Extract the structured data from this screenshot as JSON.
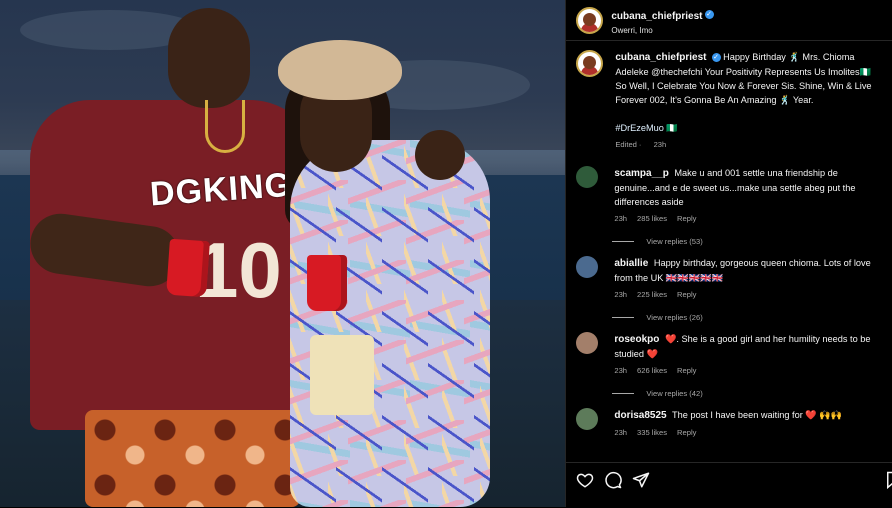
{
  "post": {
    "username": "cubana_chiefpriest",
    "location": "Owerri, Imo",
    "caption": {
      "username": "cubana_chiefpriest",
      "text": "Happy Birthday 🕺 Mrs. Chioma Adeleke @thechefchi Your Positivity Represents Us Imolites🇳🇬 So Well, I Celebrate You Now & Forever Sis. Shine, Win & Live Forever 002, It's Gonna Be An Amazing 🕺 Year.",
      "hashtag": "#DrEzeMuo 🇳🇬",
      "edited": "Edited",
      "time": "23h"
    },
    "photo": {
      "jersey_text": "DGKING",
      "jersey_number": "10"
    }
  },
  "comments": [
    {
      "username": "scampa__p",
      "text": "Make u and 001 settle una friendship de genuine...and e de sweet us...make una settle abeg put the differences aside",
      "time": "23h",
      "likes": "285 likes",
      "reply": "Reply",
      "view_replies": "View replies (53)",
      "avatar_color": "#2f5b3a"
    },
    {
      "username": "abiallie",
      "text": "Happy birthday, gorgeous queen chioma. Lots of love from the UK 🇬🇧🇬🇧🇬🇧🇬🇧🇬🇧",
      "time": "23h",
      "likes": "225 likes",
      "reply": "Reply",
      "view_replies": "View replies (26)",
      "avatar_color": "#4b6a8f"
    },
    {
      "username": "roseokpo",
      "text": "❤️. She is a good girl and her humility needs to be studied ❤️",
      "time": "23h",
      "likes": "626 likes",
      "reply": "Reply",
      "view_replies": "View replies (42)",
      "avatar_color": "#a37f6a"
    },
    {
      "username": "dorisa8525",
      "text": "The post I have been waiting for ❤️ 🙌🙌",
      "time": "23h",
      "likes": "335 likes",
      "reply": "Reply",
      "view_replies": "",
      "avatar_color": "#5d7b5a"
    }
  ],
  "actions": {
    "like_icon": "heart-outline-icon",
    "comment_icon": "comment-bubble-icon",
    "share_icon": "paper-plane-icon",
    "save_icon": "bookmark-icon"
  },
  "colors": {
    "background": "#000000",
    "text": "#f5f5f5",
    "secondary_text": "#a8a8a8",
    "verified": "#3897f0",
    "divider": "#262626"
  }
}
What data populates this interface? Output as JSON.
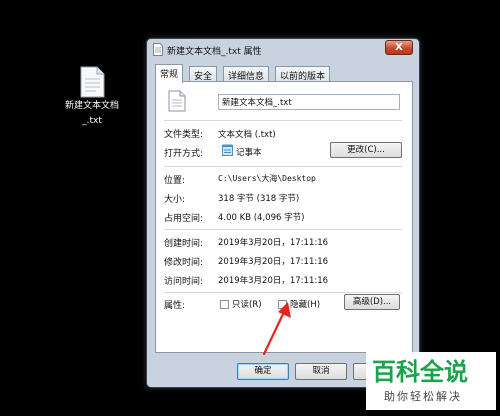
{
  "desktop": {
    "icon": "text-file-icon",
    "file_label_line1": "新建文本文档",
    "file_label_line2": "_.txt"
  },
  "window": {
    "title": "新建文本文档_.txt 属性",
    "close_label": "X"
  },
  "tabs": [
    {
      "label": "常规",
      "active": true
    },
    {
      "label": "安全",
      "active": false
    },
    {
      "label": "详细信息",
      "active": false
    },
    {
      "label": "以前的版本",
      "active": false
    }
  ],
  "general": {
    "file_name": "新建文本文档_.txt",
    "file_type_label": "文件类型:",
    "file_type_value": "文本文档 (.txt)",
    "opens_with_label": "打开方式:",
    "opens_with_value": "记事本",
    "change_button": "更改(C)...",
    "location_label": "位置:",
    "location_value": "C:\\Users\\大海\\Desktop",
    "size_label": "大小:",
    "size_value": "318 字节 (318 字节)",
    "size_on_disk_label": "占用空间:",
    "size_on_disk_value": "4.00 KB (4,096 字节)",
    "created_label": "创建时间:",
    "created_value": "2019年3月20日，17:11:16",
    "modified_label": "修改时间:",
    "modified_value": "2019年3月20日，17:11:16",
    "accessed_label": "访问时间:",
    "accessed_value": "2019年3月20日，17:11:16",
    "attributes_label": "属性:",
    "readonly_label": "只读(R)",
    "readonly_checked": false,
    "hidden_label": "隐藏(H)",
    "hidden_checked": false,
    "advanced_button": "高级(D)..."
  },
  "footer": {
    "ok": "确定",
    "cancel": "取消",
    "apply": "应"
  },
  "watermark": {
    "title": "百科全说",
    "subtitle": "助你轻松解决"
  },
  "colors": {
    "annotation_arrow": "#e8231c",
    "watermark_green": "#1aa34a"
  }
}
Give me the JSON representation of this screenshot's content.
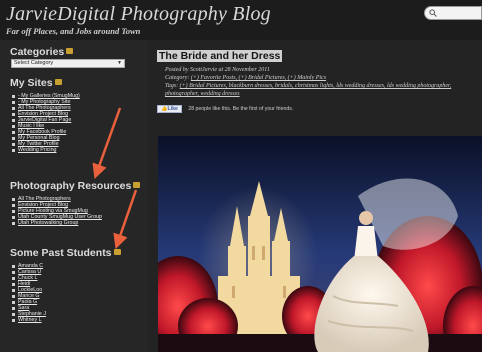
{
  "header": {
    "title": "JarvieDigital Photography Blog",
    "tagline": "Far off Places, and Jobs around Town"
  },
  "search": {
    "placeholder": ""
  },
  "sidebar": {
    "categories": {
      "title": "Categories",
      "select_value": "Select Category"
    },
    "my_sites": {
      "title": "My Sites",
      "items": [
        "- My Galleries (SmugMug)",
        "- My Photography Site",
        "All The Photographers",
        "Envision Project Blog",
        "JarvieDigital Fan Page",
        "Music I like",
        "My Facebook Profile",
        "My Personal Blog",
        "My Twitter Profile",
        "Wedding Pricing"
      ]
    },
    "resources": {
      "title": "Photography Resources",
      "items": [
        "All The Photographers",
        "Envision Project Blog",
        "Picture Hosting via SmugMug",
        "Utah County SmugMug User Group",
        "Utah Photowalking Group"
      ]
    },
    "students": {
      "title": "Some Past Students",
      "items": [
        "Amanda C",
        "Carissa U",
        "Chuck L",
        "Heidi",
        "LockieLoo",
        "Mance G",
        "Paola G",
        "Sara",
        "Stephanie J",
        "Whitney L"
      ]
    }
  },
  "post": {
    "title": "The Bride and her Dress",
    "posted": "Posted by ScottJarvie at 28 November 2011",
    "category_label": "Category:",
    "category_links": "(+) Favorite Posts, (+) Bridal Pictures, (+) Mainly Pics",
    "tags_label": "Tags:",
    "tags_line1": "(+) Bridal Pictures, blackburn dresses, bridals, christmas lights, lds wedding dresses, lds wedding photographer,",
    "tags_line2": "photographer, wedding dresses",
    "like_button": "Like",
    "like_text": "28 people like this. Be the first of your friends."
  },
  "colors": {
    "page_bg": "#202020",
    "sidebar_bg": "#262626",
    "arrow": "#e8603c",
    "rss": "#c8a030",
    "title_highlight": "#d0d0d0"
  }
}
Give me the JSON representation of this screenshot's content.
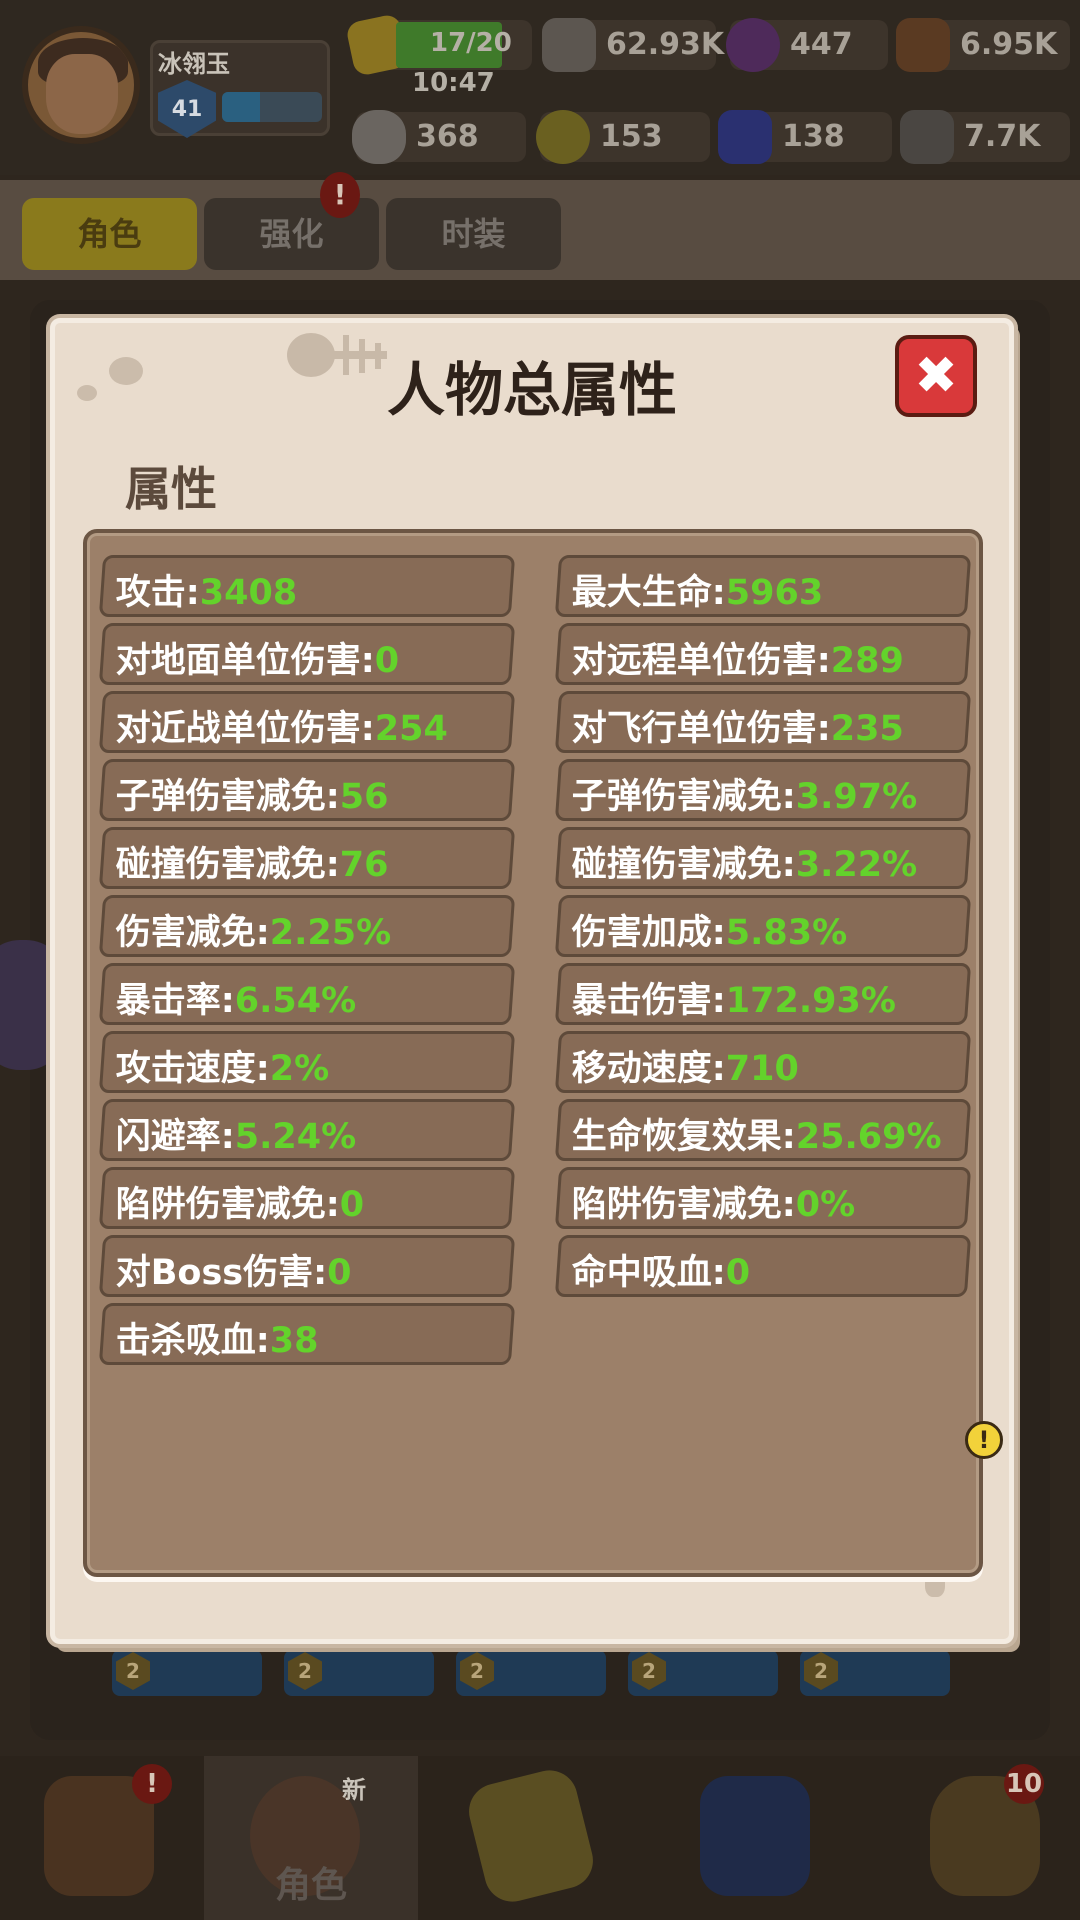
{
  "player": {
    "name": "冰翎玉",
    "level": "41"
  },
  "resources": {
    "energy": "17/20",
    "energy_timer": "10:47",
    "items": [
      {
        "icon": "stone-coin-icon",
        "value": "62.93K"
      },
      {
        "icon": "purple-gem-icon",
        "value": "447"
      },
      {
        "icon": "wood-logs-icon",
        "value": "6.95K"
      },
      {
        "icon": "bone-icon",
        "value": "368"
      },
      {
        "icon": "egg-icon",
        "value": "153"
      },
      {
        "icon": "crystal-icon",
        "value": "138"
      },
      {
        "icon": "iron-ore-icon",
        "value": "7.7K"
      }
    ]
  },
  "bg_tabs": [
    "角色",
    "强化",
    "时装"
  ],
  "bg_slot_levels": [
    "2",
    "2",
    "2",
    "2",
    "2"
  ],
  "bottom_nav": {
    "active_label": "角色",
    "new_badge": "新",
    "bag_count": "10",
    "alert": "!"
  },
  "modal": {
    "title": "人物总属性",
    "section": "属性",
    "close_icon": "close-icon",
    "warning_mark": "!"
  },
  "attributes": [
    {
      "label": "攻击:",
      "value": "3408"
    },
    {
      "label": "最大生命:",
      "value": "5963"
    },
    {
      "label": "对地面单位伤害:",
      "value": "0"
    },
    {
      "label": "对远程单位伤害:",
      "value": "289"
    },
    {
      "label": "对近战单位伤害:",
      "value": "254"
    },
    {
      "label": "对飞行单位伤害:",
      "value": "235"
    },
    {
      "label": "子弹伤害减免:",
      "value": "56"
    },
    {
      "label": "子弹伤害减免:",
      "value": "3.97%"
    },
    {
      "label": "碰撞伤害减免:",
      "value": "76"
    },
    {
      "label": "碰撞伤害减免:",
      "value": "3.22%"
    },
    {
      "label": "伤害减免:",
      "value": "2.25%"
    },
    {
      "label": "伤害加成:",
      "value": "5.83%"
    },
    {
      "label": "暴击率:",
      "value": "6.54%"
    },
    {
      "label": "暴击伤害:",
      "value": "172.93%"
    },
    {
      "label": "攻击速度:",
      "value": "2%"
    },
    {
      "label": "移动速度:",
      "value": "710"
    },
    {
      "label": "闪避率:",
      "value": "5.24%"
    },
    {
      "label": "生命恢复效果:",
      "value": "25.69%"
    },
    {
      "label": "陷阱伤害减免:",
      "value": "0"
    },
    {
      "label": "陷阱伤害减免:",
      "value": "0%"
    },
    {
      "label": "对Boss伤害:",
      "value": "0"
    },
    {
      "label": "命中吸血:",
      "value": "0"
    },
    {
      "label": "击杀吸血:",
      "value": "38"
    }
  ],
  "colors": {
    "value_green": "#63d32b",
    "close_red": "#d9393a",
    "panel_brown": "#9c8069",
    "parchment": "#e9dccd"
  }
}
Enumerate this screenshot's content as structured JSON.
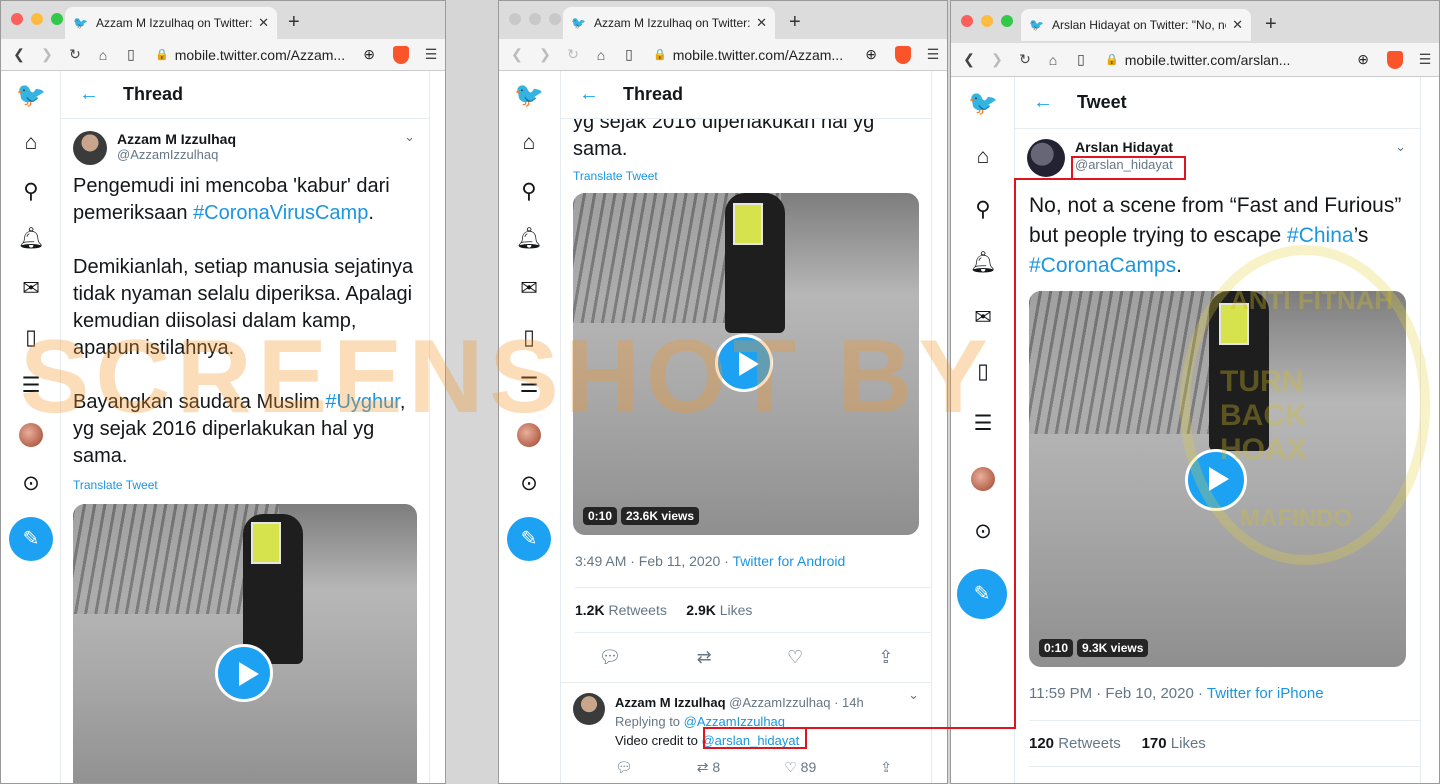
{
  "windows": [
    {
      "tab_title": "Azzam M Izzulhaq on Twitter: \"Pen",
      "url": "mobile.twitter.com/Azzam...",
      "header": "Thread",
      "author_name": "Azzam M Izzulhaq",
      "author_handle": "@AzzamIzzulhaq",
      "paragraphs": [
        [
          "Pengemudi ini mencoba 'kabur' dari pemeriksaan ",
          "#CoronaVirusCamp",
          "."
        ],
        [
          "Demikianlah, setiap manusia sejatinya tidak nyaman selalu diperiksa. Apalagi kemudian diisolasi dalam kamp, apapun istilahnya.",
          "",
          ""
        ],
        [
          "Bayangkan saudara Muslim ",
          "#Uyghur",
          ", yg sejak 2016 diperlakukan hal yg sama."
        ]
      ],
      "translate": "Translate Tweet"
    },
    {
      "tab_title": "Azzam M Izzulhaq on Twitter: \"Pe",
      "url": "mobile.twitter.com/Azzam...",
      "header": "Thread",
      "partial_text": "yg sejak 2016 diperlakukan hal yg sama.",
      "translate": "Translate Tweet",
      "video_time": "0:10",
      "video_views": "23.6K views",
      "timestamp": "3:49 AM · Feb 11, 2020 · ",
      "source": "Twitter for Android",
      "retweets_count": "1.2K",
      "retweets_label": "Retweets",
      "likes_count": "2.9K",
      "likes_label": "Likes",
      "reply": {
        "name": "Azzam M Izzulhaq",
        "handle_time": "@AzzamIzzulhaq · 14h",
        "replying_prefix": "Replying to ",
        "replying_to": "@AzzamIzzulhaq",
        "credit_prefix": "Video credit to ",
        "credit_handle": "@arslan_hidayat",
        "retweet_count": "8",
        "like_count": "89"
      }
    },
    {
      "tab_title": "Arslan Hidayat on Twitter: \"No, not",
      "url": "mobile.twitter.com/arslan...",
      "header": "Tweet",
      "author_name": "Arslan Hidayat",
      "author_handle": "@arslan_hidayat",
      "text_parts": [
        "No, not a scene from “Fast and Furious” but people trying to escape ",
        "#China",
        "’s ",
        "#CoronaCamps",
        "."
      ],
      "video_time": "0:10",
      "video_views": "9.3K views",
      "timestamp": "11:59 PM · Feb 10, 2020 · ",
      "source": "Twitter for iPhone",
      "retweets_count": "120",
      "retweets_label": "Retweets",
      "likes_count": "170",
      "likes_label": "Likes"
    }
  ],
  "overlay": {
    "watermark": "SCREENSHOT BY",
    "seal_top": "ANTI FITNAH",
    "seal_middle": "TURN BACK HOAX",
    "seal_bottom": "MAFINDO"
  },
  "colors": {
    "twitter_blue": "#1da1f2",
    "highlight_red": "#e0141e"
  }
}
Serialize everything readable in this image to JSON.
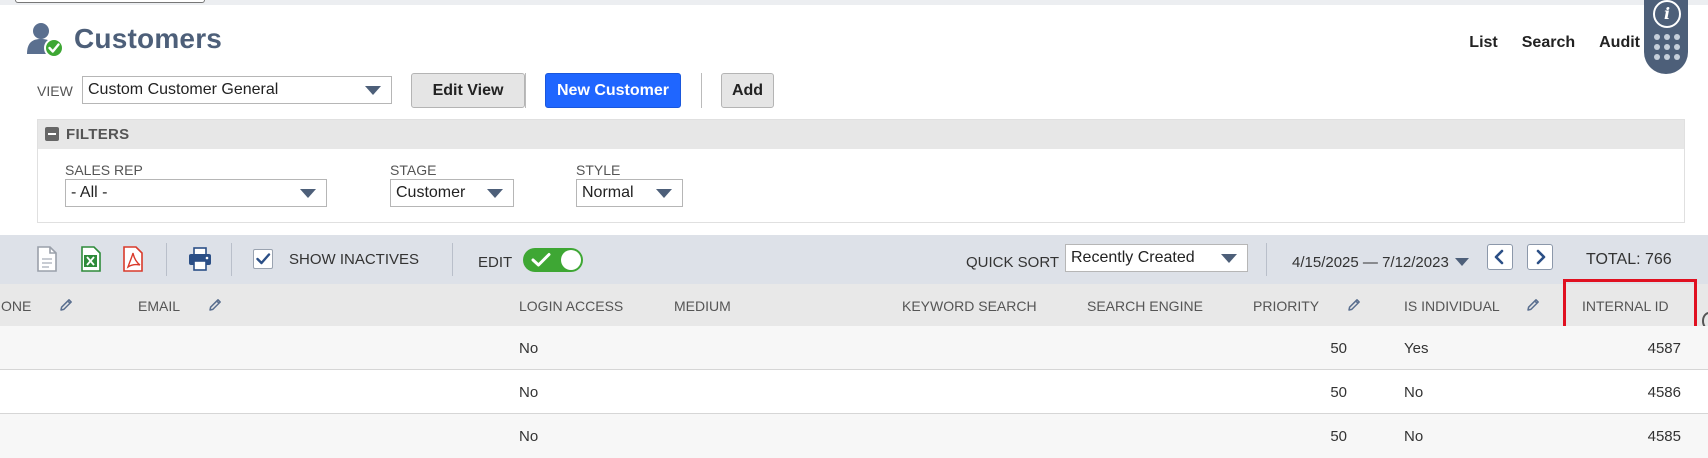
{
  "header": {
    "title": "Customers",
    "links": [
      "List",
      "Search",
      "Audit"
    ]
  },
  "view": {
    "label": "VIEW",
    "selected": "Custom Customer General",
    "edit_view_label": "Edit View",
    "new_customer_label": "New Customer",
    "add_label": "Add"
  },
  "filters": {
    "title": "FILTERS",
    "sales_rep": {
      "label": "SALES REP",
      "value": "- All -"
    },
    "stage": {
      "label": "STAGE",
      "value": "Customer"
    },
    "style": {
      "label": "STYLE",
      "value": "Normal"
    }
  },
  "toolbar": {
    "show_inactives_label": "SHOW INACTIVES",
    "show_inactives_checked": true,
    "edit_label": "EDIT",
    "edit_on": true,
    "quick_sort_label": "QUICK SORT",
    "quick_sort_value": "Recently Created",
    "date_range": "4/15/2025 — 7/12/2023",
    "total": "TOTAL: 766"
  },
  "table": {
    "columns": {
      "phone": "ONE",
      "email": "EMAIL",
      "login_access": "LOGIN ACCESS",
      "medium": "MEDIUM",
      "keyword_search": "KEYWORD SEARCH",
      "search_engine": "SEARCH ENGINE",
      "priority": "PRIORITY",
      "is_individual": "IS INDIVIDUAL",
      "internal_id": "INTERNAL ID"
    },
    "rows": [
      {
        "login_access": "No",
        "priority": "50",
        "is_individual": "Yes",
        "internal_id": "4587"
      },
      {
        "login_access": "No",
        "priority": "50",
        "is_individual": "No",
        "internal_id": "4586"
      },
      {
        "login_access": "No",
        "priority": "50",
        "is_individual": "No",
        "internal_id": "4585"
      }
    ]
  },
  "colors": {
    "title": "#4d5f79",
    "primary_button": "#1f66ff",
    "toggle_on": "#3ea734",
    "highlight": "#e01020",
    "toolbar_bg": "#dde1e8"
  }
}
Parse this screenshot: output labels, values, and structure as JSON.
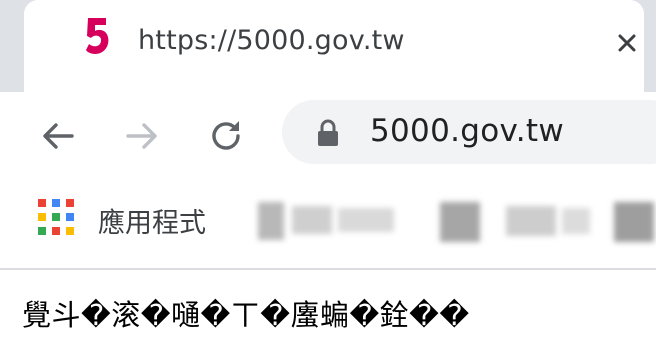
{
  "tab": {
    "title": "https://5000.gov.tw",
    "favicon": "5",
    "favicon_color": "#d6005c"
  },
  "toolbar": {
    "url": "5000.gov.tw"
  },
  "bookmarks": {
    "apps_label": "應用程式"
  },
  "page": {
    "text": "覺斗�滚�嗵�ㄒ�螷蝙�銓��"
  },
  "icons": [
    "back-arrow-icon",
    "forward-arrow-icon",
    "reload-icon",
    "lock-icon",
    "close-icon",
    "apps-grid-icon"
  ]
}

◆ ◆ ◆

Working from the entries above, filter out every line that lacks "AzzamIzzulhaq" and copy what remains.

      "author_handle": "@AzzamIzzulhaq",
        "handle_time": "@AzzamIzzulhaq · 14h",
        "replying_to": "@AzzamIzzulhaq",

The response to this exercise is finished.